Renfroe is hitting .307 with a .910 OPS and 10 homers in 49 games since May 1.

“The last two months, he’s been playing All-Star caliber baseball,” said Cora.

Richards — who was replaced in favor of Hirokazu Sawamura with a man on and two outs in the sixth inning — was not the direct beneficiary of Renfroe’s go-ahead homer. Sawamura (4-0 after 1⅓ shutout innings) was credited with the win, and after a scoreless eighth from Josh Taylor, Matt Barnes claimed his 17th save with a perfect ninth.

Richards, meanwhile, took a no-decision.
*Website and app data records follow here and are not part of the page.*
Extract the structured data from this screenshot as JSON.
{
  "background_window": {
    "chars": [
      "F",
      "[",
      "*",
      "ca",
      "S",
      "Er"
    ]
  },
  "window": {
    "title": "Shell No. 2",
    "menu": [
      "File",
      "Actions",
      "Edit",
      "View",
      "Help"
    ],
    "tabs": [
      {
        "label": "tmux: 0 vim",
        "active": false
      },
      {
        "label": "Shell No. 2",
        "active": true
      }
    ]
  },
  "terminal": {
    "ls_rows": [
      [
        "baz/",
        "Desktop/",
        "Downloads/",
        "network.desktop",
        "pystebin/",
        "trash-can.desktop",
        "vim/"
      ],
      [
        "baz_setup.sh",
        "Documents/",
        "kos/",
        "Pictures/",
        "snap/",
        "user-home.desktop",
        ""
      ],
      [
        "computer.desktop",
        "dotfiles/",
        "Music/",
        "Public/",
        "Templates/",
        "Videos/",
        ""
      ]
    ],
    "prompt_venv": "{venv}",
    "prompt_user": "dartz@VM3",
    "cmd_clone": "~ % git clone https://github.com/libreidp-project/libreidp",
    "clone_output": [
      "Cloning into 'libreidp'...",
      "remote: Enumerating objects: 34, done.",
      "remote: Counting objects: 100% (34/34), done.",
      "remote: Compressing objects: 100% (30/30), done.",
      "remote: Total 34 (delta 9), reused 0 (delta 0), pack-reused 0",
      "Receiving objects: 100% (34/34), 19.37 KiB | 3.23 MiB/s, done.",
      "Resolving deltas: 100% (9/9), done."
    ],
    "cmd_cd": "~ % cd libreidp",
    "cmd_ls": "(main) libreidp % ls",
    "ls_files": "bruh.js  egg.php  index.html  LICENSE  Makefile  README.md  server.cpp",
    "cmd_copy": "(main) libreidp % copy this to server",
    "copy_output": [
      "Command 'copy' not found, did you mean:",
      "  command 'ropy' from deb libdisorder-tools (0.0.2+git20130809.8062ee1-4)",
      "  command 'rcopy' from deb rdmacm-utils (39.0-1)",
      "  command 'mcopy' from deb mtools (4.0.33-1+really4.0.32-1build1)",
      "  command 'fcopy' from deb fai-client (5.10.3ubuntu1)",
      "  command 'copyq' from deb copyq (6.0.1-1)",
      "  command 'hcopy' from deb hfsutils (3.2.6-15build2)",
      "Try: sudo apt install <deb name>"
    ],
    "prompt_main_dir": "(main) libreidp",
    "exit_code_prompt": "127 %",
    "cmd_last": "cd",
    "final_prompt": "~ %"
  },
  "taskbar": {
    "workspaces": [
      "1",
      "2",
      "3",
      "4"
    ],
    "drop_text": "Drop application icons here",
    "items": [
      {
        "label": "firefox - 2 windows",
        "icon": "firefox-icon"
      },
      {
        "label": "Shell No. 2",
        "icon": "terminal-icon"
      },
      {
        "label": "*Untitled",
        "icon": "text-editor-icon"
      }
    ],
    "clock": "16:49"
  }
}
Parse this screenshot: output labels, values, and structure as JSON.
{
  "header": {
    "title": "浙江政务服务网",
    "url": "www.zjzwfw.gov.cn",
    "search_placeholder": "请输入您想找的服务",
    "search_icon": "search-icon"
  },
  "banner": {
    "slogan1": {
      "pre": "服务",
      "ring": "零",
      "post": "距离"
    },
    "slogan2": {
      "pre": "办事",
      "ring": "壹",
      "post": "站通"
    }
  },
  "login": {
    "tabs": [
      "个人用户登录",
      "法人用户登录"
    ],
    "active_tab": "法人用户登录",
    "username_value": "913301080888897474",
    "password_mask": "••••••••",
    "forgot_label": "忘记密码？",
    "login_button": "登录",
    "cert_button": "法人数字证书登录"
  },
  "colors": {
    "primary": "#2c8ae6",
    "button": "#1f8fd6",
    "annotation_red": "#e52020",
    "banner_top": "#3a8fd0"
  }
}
Yet for a pitcher who in the early innings on Monday seemed close to a no-contest, there was at least something to take from the night.

“Be competitive and give us a chance to win,” said Richards. “That’s the only thing I care about.”


Alex Speier can be reached at alex.speier@globe.com. Follow him on Twitter at @alexspeier.